ii. In a similar way, God says in the New Testament that those who serve God and His people in spiritual ways have the right to be supported in material ways (1 Corinthians 9:12). This is a right that can and should be set aside when it is to greater advantage to the cause of the gospel to set it aside, yet the right remains. As Paul wrote, so the Lord has commanded that those who preach the gospel should live from the gospel (1 Corinthians 9:14).
b. On the day when Moses presented them to minister to the LORD as priests: This ceremony was described in Exodus 29 and carried out in Leviticus 8. It was the ceremony that officially appointed and anointed Aaron and his sons as priests for Israel.
4. (37-38) Postscript on the sacrifices.
This is the law of the burnt offering, the grain offering, the sin offering, the trespass offering, the consecrations, and the sacrifice of the peace offering, which the LORD commanded Moses on Mount Sinai, on the day when He commanded the children of Israel to offer their offerings to the LORD in the Wilderness of Sinai.
a. This is the law of the burnt offering: This is a summary statement regarding the previous seven chapters, with the instructions for the sacrifices of Israel. These included:
· The burnt offering: Leviticus 1 and 6:8-13.
· The grain offering: Leviticus 2 and 6:14-23.
· The sin offering: Leviticus 4 and 6:24-30.
· The trespass offering: Leviticus 5 and 7:1-10.
· The consecrations: Perhaps a reference to the restitution offerings described in Leviticus 5:14-6:7, and the portions set aside for God and the priests in Leviticus 7:22-36.
· The peace offering: Leviticus 3 and 7:11-21.
b. Which the LORD commanded Moses on Mount Sinai: Moses received all these laws for Israel on Mount Sinai and brought them down to the people of Israel. They were an additional and important part of the Old Covenant, first established in the Wilderness of Sinai.
i. “These laws were probably given to Moses while he was on the mount with God; the time was quite sufficient, as he was there with God not less than fourscore days in all; forty days at the giving, and forty days at the renewing, of the law.” (Clarke)
Jesus Christ and the Fulfillment of the Sacrificial System
But this Man, after He had offered one sacrifice for sins forever, sat down at the right hand of God. (Hebrews 10:12)
JESUS FULFILLED THE BURNT OFFERING (Leviticus 1)
As Christ also has loved us and given Himself for us, an offering and a sacrifice to God for a sweet-smelling aroma. (Ephesians 5:2)
JESUS FULFILLED THE GRAIN AND FIRSTFRUITS OFFERING (Leviticus 2)
But now Christ is risen from the dead, and has become the firstfruits of those who have fallen asleep. (1 Corinthians 15:20)

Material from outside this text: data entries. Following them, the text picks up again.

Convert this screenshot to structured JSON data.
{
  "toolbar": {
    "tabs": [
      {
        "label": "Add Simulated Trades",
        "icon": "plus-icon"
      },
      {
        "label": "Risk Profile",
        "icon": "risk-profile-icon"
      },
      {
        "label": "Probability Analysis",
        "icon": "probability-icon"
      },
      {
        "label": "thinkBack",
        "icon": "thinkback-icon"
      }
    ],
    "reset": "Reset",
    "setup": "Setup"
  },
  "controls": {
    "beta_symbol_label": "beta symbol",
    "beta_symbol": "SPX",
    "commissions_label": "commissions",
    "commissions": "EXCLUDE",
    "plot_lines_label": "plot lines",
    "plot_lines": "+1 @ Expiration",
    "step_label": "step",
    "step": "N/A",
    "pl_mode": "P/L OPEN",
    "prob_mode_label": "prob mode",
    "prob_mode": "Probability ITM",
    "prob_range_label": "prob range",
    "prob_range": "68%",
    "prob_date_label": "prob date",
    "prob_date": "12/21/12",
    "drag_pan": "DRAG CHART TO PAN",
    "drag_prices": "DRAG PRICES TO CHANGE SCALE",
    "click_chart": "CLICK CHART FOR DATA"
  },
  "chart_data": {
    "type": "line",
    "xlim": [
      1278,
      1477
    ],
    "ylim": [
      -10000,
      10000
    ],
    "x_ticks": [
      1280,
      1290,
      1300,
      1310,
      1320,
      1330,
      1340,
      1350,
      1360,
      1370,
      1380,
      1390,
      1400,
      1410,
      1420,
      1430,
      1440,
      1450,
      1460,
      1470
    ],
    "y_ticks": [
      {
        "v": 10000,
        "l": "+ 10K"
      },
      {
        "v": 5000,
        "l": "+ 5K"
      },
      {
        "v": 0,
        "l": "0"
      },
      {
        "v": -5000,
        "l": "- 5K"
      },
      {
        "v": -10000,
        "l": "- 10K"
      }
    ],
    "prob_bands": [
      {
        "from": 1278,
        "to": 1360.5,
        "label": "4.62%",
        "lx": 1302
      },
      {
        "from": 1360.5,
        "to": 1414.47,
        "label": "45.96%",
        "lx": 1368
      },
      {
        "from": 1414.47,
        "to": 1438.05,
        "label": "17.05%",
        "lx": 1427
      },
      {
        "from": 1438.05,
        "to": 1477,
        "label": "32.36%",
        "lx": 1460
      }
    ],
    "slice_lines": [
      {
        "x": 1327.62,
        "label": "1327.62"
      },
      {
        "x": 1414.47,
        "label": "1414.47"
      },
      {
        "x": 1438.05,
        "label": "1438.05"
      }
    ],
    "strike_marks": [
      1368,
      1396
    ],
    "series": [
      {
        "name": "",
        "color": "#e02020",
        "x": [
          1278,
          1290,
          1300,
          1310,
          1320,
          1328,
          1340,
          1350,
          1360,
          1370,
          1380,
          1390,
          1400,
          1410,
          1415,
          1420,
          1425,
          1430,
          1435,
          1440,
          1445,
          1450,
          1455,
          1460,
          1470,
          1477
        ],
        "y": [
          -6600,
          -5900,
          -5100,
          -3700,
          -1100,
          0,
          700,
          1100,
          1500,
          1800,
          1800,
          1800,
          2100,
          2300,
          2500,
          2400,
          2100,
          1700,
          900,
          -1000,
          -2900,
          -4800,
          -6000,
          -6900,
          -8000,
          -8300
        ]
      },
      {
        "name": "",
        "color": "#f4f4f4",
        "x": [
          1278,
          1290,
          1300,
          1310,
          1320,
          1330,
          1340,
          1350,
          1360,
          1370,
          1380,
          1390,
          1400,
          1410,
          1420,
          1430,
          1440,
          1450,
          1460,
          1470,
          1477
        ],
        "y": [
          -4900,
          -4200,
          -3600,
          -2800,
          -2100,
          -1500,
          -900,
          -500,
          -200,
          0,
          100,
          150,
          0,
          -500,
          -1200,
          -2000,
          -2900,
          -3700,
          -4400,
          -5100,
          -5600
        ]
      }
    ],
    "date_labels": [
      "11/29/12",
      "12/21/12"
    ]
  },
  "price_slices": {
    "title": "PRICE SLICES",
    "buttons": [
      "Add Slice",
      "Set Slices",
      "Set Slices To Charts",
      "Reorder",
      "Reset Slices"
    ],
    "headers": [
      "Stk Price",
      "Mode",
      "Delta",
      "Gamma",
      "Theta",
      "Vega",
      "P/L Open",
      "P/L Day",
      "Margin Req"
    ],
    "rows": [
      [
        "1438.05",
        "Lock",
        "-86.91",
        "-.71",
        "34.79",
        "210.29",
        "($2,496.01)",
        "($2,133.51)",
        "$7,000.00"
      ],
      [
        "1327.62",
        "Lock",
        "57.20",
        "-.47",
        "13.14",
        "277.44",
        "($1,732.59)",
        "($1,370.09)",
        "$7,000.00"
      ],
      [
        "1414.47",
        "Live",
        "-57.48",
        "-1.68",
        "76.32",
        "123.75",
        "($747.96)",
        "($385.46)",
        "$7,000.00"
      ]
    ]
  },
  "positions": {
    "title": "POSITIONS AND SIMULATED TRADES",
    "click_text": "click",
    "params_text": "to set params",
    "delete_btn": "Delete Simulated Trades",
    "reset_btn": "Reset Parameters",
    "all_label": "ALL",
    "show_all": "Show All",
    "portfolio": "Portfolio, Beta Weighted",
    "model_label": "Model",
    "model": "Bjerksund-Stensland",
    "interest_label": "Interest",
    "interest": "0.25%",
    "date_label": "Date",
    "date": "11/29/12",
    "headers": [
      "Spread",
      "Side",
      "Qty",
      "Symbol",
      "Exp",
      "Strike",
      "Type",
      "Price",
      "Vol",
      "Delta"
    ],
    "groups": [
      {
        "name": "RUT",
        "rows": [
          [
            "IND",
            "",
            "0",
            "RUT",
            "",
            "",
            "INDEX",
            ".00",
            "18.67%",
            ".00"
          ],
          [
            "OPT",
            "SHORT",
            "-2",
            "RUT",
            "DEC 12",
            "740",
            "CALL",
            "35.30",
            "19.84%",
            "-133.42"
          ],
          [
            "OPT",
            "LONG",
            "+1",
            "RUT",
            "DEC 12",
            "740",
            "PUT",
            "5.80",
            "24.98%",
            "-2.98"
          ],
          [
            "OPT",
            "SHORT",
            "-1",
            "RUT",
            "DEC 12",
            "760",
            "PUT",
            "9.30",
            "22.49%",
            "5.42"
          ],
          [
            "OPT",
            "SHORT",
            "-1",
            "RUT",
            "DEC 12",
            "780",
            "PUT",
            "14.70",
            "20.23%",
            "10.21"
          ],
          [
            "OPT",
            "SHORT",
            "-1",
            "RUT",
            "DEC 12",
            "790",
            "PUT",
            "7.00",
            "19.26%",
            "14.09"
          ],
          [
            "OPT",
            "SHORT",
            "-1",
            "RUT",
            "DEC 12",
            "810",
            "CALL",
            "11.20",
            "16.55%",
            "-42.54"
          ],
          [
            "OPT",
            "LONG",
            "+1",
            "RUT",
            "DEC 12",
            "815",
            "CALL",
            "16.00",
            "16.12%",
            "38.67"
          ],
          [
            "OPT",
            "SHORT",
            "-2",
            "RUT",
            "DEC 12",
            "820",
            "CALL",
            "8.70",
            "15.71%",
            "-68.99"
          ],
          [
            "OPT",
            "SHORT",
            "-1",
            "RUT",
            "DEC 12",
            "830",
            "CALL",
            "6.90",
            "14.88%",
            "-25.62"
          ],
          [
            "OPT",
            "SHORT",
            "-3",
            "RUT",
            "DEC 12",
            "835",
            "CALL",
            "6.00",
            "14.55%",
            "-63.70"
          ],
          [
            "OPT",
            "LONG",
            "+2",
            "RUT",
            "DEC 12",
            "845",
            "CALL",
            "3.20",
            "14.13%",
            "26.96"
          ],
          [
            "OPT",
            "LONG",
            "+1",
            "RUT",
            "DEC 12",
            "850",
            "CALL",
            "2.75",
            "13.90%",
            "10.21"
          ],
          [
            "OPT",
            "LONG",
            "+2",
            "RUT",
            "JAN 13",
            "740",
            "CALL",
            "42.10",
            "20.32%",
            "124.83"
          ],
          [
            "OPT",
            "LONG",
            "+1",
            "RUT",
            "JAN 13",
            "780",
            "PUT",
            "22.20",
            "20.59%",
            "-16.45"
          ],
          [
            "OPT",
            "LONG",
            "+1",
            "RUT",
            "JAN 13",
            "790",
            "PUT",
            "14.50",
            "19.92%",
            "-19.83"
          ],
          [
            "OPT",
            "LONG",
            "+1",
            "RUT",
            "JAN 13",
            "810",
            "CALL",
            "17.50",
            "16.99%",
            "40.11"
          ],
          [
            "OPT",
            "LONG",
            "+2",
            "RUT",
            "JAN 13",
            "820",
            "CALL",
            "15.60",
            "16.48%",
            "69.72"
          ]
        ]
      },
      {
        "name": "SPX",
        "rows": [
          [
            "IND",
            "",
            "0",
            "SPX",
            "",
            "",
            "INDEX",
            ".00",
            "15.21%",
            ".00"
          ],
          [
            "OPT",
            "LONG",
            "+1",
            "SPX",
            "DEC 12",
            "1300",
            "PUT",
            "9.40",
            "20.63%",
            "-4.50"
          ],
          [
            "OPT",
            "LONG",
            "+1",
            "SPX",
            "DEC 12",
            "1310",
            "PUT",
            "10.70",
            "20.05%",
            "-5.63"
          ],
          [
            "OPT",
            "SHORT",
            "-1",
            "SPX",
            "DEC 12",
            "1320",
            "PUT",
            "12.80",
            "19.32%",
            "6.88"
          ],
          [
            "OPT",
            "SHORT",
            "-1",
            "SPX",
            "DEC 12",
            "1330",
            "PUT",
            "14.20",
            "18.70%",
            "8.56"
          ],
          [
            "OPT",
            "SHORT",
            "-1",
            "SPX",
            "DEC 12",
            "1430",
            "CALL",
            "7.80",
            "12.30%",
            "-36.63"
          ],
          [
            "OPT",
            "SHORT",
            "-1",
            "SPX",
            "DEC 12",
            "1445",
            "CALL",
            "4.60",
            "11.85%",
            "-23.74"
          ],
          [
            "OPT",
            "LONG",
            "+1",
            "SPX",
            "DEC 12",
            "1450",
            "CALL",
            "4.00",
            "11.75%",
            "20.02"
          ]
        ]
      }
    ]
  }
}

JESUS FULFILLED THE PEACE OFFERING (Leviticus 3)
Therefore, having been justified by faith, we have peace with God through our Lord, Jesus Christ. (Romans 5:1)
JESUS FULFILLED THE SIN OFFERING (Leviticus 4)
For He made Him who knew no sin to be sin for us, that we might become the righteousness of God in Him. (2 Corinthians 5:21)
JESUS FULFILLED THE GUILT OFFERING (Leviticus 5)
Who was delivered up because of our offenses, and was raised because of our justification. (Romans 4:25)
You make His soul an offering for sin. (Isaiah 53:10)
Jesus Christ has fulfilled every sacrifice for His people!
“He is the Burnt-offering, the Meat-offering, the Peace-offering, the Sin-offering, and the Trespass-offering for His people. By His one oblation of Himself once offered, He has stood in all these different relations.” (Jukes)
We have been sanctified through the offering of the body of Jesus Christ once for all. (Hebrews 10:10)